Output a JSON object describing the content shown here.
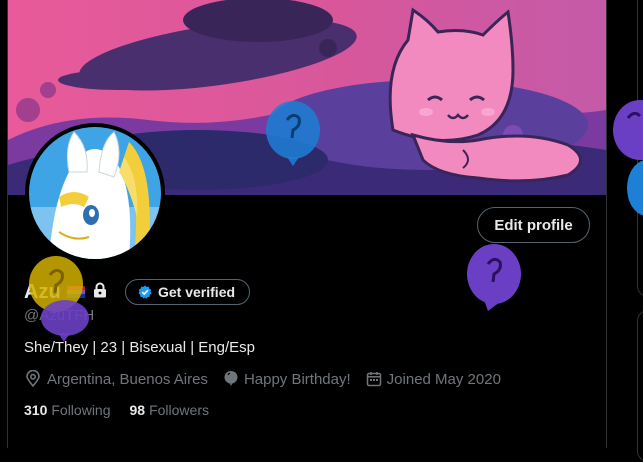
{
  "profile": {
    "display_name": "Azu",
    "handle": "@AzuTFH",
    "bio": "She/They | 23 | Bisexual | Eng/Esp",
    "location": "Argentina, Buenos Aires",
    "birthday": "Happy Birthday!",
    "joined": "Joined May 2020",
    "following_count": "310",
    "following_label": "Following",
    "followers_count": "98",
    "followers_label": "Followers"
  },
  "actions": {
    "edit_profile": "Edit profile",
    "get_verified": "Get verified"
  },
  "icons": {
    "location": "location-pin-icon",
    "birthday": "balloon-icon",
    "joined": "calendar-icon",
    "protected": "lock-icon",
    "verified": "verified-badge-icon"
  },
  "colors": {
    "background": "#000000",
    "text_primary": "#e7e9ea",
    "text_secondary": "#71767b",
    "border": "#536471",
    "verified_blue": "#1d9bf0",
    "balloon_blue": "#1d7fd6",
    "balloon_purple": "#6b3fc4",
    "balloon_yellow": "#d4b100"
  }
}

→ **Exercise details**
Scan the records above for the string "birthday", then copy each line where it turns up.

→ **Response to the task**
    "birthday": "Happy Birthday!",
    "birthday": "balloon-icon",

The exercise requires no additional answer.